If an individual in Massachusetts is taken into custody, there is no guarantee that he or she will be charged with a crime. In some cases, a prosecutor may decide to drop the charge after reading the police report. It is also possible that a judge determines that there is insufficient evidence to charge a person with a crime. How a prosecutor views a given offense may play a role in whether he or she chooses to proceed with a case.
For instance, the prosecutor may have a policy against pursuing marijuana possession cases. However, that person may decide to prosecute a case if failing to do so is likely to create a backlash within the community. This may be especially true if a prosecutor has political aspirations of any kind.

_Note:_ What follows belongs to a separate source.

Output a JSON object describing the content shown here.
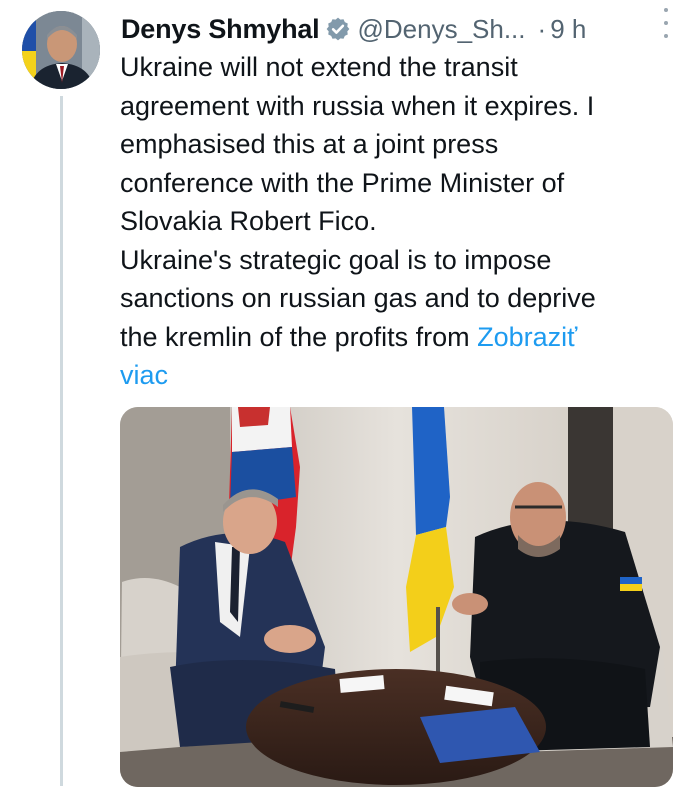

Prosecutors do have the option of reducing the charges an individual faces if a conviction on that charge still serves the public interest.
Prosecutors can ask a grand jury to decide if there is enough evidence to charge a person. Generally, they don’t need to reveal all of the evidence that they have against an individual, and grand jury proceedings are not open to the public, unlike a traditional trial. It is important to note that a prosecutor can still choose to file charges even if the grand jury doesn’t indict a defendant.
Anyone who is charged with a misdemeanor or felony may want to hire a criminal defense attorney. Doing so may make it possible to more effectively refute evidence used to file a charge against an individual. In some cases, evidence may be suppressed or otherwise thrown out before a trial starts. This may make it easier to negotiate a plea deal or get a case dismissed before it gets to a jury.